Every line from the one containing "Read all visible content and emit it as JSON." to the last line of the listing below should be given again exactly.

**TASK MATERIAL:**
_ _ _

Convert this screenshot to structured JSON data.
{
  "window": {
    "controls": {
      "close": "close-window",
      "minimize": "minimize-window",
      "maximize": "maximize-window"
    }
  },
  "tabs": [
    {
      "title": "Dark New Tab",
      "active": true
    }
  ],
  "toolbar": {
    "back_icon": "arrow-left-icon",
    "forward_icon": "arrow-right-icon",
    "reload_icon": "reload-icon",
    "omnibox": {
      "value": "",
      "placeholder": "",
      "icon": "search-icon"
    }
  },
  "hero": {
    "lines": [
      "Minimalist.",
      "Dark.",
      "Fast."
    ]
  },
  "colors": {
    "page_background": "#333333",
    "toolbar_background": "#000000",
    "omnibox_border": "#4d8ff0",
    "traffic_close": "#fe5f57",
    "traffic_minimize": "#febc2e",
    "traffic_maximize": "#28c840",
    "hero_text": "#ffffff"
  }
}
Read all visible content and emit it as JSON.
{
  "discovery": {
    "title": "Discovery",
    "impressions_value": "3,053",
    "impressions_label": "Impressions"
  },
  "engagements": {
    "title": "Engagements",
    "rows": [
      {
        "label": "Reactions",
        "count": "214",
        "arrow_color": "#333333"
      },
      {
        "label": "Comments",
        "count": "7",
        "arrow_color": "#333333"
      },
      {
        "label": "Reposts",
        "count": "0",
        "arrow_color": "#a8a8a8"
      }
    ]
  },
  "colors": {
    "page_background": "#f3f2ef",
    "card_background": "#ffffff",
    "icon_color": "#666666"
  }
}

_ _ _

**RESPONSE TO THIS TASK:**
Read all visible content and emit it as JSON.
{
  "discovery": {
    "title": "Discovery",
    "impressions_value": "3,053",
    "impressions_label": "Impressions"
  },
  "engagements": {
    "title": "Engagements",
    "rows": [
      {
        "label": "Reactions",
        "count": "214",
        "arrow_color": "#333333"
      },
      {
        "label": "Comments",
        "count": "7",
        "arrow_color": "#333333"
      },
      {
        "label": "Reposts",
        "count": "0",
        "arrow_color": "#a8a8a8"
      }
    ]
  },
  "colors": {
    "page_background": "#f3f2ef",
    "card_background": "#ffffff",
    "icon_color": "#666666"
  }
}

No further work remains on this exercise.